- **Problem requirements**
Would you restate every entry that follows, word for word, and leave out the pictures?

- **Record set**

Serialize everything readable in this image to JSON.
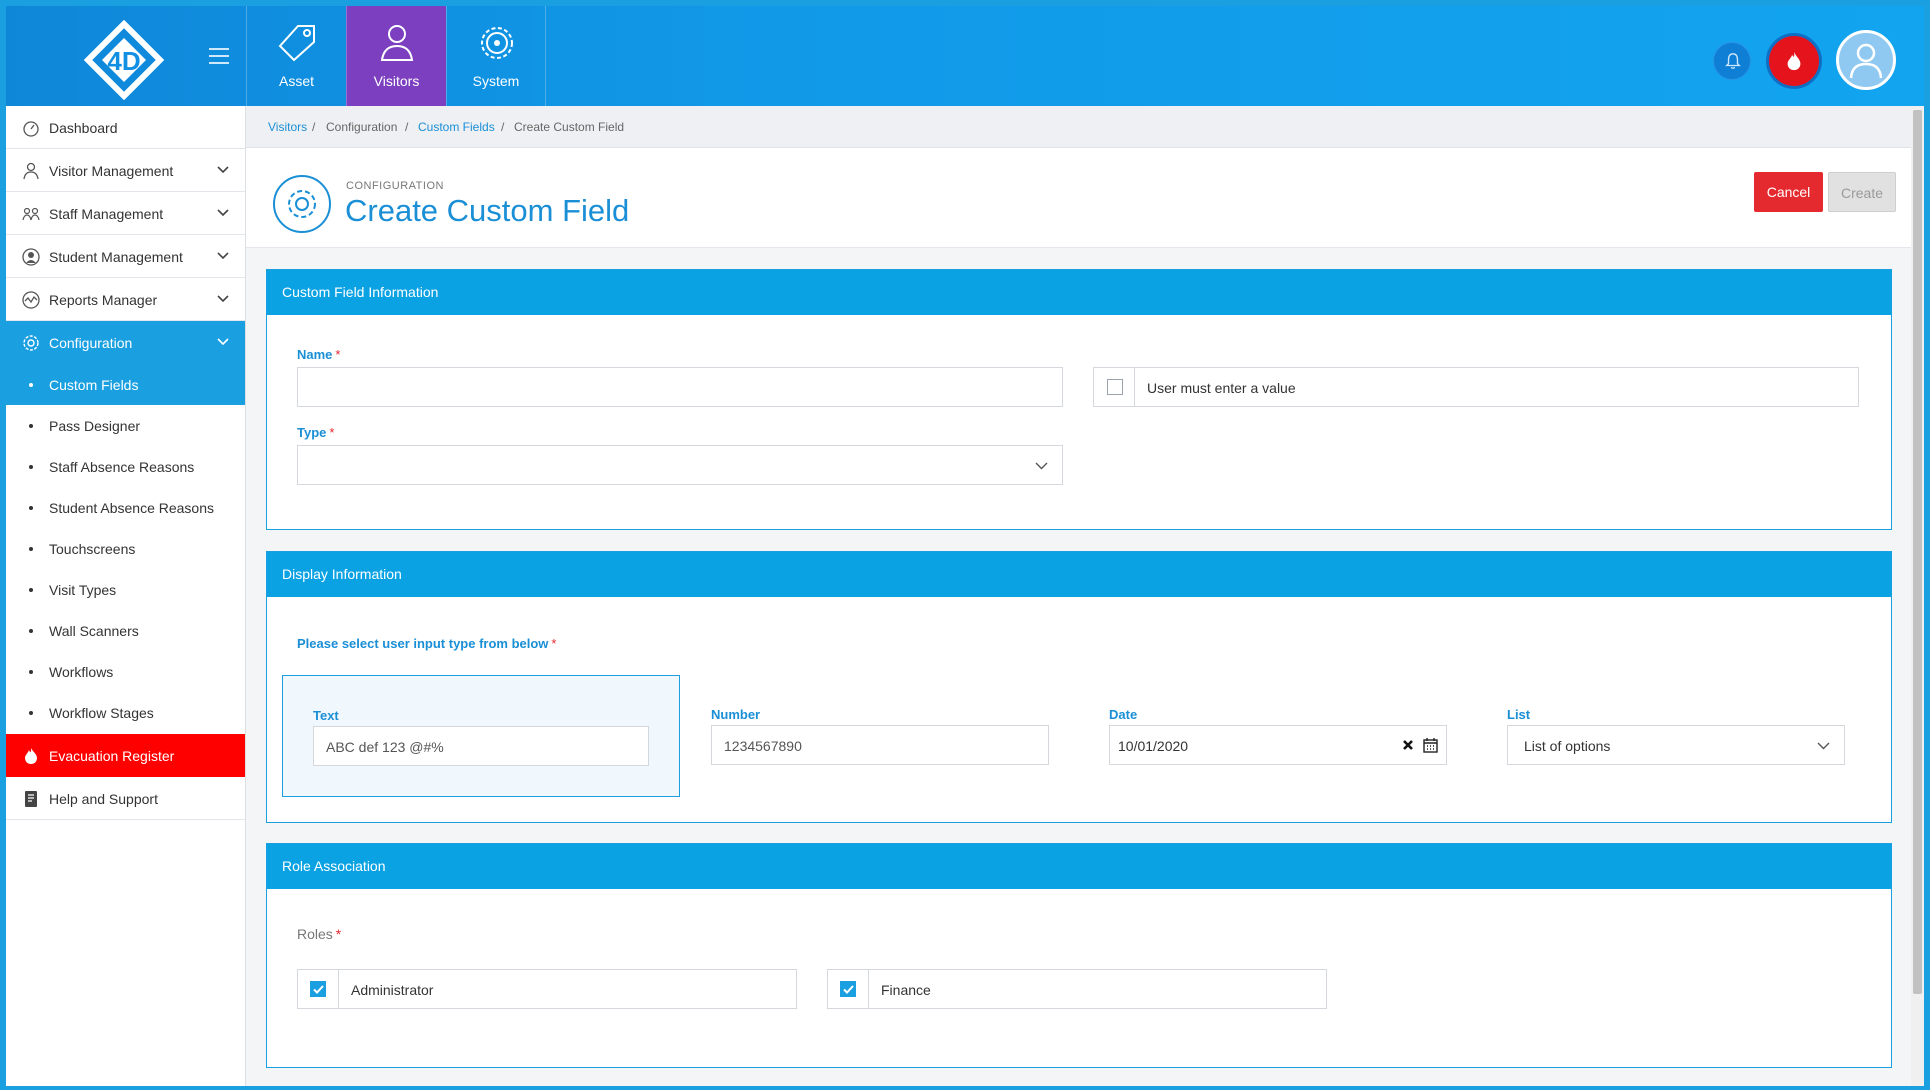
{
  "topbar": {
    "modules": [
      {
        "label": "Asset"
      },
      {
        "label": "Visitors"
      },
      {
        "label": "System"
      }
    ],
    "logo_text": "4D"
  },
  "sidebar": {
    "items": [
      {
        "label": "Dashboard",
        "icon": "dashboard-icon"
      },
      {
        "label": "Visitor Management",
        "icon": "visitor-icon"
      },
      {
        "label": "Staff Management",
        "icon": "staff-icon"
      },
      {
        "label": "Student Management",
        "icon": "student-icon"
      },
      {
        "label": "Reports Manager",
        "icon": "reports-icon"
      },
      {
        "label": "Configuration",
        "icon": "gear-icon"
      }
    ],
    "subitems": [
      {
        "label": "Custom Fields"
      },
      {
        "label": "Pass Designer"
      },
      {
        "label": "Staff Absence Reasons"
      },
      {
        "label": "Student Absence Reasons"
      },
      {
        "label": "Touchscreens"
      },
      {
        "label": "Visit Types"
      },
      {
        "label": "Wall Scanners"
      },
      {
        "label": "Workflows"
      },
      {
        "label": "Workflow Stages"
      }
    ],
    "evacuation": {
      "label": "Evacuation Register"
    },
    "help": {
      "label": "Help and Support"
    }
  },
  "breadcrumb": {
    "items": [
      "Visitors",
      "Configuration",
      "Custom Fields",
      "Create Custom Field"
    ],
    "separator": "/"
  },
  "header": {
    "subtitle": "CONFIGURATION",
    "title": "Create Custom Field",
    "cancel_label": "Cancel",
    "create_label": "Create"
  },
  "custom_field_info": {
    "title": "Custom Field Information",
    "name_label": "Name",
    "name_value": "",
    "required_mark": "*",
    "user_must_enter_label": "User must enter a value",
    "user_must_enter_checked": false,
    "type_label": "Type",
    "type_value": ""
  },
  "display_info": {
    "title": "Display Information",
    "prompt": "Please select user input type from below",
    "options": [
      {
        "label": "Text",
        "value": "ABC def 123 @#%"
      },
      {
        "label": "Number",
        "value": "1234567890"
      },
      {
        "label": "Date",
        "value": "10/01/2020"
      },
      {
        "label": "List",
        "value": "List of options"
      }
    ],
    "selected": "Text"
  },
  "role_association": {
    "title": "Role Association",
    "roles_label": "Roles",
    "roles": [
      {
        "label": "Administrator",
        "checked": true
      },
      {
        "label": "Finance",
        "checked": true
      }
    ]
  },
  "colors": {
    "primary": "#1a9fe0",
    "visitors_tab": "#7b3fbf",
    "evacuation": "#ff0000",
    "cancel": "#e4292f"
  }
}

- **Answer**
Serialize everything readable in this image to JSON.
{
  "topbar": {
    "modules": [
      {
        "label": "Asset"
      },
      {
        "label": "Visitors"
      },
      {
        "label": "System"
      }
    ],
    "logo_text": "4D"
  },
  "sidebar": {
    "items": [
      {
        "label": "Dashboard",
        "icon": "dashboard-icon"
      },
      {
        "label": "Visitor Management",
        "icon": "visitor-icon"
      },
      {
        "label": "Staff Management",
        "icon": "staff-icon"
      },
      {
        "label": "Student Management",
        "icon": "student-icon"
      },
      {
        "label": "Reports Manager",
        "icon": "reports-icon"
      },
      {
        "label": "Configuration",
        "icon": "gear-icon"
      }
    ],
    "subitems": [
      {
        "label": "Custom Fields"
      },
      {
        "label": "Pass Designer"
      },
      {
        "label": "Staff Absence Reasons"
      },
      {
        "label": "Student Absence Reasons"
      },
      {
        "label": "Touchscreens"
      },
      {
        "label": "Visit Types"
      },
      {
        "label": "Wall Scanners"
      },
      {
        "label": "Workflows"
      },
      {
        "label": "Workflow Stages"
      }
    ],
    "evacuation": {
      "label": "Evacuation Register"
    },
    "help": {
      "label": "Help and Support"
    }
  },
  "breadcrumb": {
    "items": [
      "Visitors",
      "Configuration",
      "Custom Fields",
      "Create Custom Field"
    ],
    "separator": "/"
  },
  "header": {
    "subtitle": "CONFIGURATION",
    "title": "Create Custom Field",
    "cancel_label": "Cancel",
    "create_label": "Create"
  },
  "custom_field_info": {
    "title": "Custom Field Information",
    "name_label": "Name",
    "name_value": "",
    "required_mark": "*",
    "user_must_enter_label": "User must enter a value",
    "user_must_enter_checked": false,
    "type_label": "Type",
    "type_value": ""
  },
  "display_info": {
    "title": "Display Information",
    "prompt": "Please select user input type from below",
    "options": [
      {
        "label": "Text",
        "value": "ABC def 123 @#%"
      },
      {
        "label": "Number",
        "value": "1234567890"
      },
      {
        "label": "Date",
        "value": "10/01/2020"
      },
      {
        "label": "List",
        "value": "List of options"
      }
    ],
    "selected": "Text"
  },
  "role_association": {
    "title": "Role Association",
    "roles_label": "Roles",
    "roles": [
      {
        "label": "Administrator",
        "checked": true
      },
      {
        "label": "Finance",
        "checked": true
      }
    ]
  },
  "colors": {
    "primary": "#1a9fe0",
    "visitors_tab": "#7b3fbf",
    "evacuation": "#ff0000",
    "cancel": "#e4292f"
  }
}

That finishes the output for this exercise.